Whenever I see people posting questions about how to photograph people wearing glasses, they usually receive the same response. “Don’t, have them take their glasses off”. This is usually followed by some silly statement about it being impossible to avoid glare and reflections on glasses. Well, it’s not impossible. It’s actually pretty straightforward.
As photographer Joe Edelman describes in this video, it’s simply a case of applying a little basic physics. It’s a challenge that’s been around since the dawn of photography, but the methods to solving it today are the same as they were a hundred years ago.
Using an umbrella, a softbox a beauty dish and bounce flash, Joe demonstrates several different ways to eliminate reflections from glasses. But they all work on the same basic principle.
Angle of incidence = angle of reflection.
Essentially, this means that whatever angle the light hits an object at is the angle it’ll bounce back at. You just need to make sure that your light isn’t reflecting back towards your camera, and it won’t show up in the shot.
It’s this same principle that often causes red-eye with built in flash. It shoots forward toward your subject, reflects off the back of the eye, and straight back into the lens. It’s the number one reason for getting the flash off your camera.
Of course, with glasses, there’s a larger area to reflect back the surroundings. They’re also usually convex (from the photographer’s perspective), so they can reflect back a fairly wide angle. Especially around the edges. You just have to make sure that your light is out far enough that it doesn’t reflect back toward the camera. The angle of your subject’s head also plays a big part.

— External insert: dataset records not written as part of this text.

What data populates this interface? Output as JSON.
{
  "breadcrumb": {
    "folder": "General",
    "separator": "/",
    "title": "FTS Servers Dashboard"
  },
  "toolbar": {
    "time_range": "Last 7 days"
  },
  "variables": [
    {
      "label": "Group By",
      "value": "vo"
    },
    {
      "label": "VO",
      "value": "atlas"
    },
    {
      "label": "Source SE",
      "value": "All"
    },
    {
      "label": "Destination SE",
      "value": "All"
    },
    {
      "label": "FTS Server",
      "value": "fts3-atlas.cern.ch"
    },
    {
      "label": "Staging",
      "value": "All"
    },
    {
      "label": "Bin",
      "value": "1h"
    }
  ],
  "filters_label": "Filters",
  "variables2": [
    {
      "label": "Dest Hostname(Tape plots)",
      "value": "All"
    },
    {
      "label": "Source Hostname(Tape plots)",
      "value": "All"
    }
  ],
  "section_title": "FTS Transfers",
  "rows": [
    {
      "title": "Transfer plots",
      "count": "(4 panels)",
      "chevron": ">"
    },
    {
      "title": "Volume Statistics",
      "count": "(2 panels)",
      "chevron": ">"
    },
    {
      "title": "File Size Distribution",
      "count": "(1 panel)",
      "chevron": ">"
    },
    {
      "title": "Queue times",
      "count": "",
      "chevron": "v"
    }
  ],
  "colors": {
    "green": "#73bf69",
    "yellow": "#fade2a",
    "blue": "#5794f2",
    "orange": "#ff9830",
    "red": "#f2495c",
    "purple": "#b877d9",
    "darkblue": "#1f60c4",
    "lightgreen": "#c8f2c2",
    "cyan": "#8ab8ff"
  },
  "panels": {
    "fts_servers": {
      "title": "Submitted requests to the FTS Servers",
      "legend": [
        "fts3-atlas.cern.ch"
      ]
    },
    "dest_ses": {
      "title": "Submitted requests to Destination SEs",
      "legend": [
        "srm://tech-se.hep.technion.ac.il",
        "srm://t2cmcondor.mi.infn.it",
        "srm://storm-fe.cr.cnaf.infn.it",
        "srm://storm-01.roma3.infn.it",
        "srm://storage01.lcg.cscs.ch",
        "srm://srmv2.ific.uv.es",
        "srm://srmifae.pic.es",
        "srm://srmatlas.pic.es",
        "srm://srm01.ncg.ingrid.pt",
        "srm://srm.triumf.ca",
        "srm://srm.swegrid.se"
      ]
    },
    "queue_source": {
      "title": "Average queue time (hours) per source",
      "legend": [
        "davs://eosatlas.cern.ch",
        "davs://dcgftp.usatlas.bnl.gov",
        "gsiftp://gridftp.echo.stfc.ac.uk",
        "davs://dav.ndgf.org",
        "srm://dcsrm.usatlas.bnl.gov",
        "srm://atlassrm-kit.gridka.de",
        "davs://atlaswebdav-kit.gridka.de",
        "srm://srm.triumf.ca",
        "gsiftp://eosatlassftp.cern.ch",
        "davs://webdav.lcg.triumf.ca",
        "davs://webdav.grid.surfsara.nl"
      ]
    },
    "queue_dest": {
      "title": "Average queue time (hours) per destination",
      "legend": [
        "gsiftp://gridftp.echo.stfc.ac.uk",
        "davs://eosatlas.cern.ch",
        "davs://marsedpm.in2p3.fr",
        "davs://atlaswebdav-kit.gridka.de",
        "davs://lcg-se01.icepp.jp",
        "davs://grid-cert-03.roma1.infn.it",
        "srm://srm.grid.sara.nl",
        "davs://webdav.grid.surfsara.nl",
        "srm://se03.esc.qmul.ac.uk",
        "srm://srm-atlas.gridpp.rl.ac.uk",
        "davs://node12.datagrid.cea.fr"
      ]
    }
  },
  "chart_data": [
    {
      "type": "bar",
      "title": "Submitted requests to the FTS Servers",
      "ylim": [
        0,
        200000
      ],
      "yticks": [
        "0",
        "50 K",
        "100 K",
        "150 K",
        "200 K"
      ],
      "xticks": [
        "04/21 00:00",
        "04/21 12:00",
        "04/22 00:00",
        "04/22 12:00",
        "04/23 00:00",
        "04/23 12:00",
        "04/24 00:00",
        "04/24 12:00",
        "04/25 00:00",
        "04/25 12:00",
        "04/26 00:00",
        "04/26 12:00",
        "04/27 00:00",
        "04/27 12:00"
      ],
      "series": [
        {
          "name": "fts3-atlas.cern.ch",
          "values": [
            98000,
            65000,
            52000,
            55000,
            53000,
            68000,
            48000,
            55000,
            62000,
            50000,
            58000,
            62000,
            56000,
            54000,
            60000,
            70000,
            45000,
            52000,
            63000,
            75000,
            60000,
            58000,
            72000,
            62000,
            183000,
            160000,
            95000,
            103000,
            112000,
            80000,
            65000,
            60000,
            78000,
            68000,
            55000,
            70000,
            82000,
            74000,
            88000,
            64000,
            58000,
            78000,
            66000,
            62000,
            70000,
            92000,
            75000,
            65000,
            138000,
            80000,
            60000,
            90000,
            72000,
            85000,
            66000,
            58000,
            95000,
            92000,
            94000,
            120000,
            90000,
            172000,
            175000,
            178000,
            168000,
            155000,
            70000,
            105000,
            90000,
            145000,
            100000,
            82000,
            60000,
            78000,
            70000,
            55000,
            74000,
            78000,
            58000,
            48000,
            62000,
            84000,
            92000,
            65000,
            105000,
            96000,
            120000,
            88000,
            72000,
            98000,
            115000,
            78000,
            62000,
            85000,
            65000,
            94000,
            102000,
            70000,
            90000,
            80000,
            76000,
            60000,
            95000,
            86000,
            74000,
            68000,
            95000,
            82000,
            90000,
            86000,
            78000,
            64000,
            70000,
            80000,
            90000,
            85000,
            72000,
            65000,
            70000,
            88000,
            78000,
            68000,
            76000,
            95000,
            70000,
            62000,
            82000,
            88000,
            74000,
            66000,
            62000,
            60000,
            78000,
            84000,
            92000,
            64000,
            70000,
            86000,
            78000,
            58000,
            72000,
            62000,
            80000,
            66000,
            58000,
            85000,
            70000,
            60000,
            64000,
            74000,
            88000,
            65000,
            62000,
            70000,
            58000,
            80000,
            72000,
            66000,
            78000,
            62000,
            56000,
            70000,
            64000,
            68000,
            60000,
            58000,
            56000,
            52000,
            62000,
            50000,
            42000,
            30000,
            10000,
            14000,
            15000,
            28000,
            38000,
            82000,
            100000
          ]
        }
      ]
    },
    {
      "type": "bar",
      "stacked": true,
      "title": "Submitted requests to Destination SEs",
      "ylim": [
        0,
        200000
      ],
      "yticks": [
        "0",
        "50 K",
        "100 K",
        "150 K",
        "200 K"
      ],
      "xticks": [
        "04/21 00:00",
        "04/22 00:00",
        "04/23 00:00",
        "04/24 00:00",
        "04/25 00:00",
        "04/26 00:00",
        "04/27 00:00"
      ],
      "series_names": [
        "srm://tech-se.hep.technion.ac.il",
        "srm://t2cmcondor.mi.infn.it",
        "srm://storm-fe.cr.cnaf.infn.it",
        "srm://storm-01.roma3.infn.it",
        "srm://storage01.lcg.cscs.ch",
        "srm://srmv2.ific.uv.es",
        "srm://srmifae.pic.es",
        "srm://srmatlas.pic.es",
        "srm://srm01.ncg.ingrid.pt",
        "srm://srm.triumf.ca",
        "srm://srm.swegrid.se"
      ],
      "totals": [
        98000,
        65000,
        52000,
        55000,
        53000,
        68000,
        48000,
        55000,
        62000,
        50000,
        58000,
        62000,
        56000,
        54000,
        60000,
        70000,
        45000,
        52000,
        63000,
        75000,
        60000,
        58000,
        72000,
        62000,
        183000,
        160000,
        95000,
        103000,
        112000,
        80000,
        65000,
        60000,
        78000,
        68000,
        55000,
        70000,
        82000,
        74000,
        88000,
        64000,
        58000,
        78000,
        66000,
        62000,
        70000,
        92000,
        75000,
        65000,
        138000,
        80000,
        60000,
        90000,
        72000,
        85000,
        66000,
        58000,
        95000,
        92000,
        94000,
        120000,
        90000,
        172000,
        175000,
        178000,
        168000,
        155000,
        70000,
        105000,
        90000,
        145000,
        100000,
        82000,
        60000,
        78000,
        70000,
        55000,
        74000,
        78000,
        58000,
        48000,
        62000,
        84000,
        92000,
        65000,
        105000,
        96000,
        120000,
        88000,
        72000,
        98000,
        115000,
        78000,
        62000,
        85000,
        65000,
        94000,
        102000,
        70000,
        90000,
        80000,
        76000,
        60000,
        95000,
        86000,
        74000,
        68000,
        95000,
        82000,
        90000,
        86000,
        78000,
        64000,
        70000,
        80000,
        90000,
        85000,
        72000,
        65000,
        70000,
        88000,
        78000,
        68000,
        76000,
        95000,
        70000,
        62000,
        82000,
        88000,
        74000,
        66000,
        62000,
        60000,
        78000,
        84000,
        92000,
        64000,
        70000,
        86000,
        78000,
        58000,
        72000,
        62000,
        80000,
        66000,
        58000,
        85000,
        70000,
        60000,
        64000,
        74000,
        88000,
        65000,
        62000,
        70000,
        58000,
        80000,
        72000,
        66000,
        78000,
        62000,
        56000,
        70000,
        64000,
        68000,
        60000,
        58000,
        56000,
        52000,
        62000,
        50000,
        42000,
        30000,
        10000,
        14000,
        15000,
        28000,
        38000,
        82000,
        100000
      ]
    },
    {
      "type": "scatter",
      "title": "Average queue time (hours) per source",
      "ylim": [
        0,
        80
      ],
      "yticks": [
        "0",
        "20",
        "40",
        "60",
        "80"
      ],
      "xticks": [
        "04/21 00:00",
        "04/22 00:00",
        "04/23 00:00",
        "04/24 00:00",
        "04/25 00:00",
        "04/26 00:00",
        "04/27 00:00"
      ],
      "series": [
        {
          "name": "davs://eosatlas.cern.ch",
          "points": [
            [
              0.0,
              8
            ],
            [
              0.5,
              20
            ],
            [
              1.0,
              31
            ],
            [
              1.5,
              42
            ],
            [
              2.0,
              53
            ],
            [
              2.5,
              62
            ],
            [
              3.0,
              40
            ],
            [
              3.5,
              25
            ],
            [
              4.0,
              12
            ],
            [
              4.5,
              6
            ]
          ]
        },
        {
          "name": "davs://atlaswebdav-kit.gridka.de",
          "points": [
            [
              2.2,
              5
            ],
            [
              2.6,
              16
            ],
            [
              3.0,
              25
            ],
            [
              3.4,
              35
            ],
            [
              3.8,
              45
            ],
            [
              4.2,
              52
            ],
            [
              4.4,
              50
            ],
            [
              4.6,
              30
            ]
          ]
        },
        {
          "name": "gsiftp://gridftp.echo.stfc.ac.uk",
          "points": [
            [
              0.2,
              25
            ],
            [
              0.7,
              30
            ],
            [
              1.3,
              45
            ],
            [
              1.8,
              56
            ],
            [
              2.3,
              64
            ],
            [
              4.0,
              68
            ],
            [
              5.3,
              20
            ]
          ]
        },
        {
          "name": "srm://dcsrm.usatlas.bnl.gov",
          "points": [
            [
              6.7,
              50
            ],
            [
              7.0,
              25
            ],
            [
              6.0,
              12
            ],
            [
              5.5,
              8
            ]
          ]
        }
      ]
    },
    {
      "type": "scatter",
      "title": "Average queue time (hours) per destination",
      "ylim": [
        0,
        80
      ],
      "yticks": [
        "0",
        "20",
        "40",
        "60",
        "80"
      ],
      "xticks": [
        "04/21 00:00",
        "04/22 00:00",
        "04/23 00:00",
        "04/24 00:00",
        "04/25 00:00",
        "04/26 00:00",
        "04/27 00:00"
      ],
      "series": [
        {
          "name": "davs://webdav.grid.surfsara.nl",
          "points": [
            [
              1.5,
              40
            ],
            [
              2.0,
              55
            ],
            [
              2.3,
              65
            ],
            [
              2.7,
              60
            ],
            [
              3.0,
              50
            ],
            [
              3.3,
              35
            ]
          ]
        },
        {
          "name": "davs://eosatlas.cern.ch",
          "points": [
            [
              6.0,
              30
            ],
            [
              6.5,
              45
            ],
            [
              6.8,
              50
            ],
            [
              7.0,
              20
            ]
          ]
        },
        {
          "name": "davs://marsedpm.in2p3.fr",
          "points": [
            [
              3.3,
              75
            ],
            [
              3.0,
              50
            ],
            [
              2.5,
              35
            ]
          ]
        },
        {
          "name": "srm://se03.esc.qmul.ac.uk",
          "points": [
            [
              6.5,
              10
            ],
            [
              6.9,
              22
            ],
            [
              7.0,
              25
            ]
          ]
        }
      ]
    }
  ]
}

The first tip that Joe offers is to favour broad lighting over short lighting. Broad lighting is when you light the side of the face aimed toward the camera. Short lighting is when you light from the far side of the face. Broad lighting in this instance sends the angle of reflection off a way from the camera. Short lighting often puts the camera right into the path of the reflected light.
You can see why in these two diagrams showing the angle of reflection.
One thing you have to remember, is that we live in a three dimensional world. So, we don’t have to move our lights off to the side, to the point where we’re not getting the results we want. We can also raise the lights, too. This means that the angle of reflection is now bouncing down at the floor, and not at your camera.
This one simple change makes a big difference.
Even with large modifiers, such as this 43″ umbrella, it’s pretty straightforward to get rid of reflections. Joe uses two in this example. One in front of the subject, and one overhead slightly behind as a hair light. The only difference between the two shots is that the umbrella has been raised in one to increase the angle of reflection, and send it down to the floor, not the camera.
Joe repeats this exercise with a shoot-through umbrella, a beauty dish and a medium sized softbox. Even with multiple light setups, getting rid of reflections is pretty easy, as illustrated by this four light setup.
So, forget all those silly tricks and workarounds by moving the subject’s glasses. Or even completely removing them. Some subjects just don’t look right without glasses if they’ve been wearing them for a decade or more.
If you just think about the angle of incidence and light the shot properly in the first place, they’re not a problem.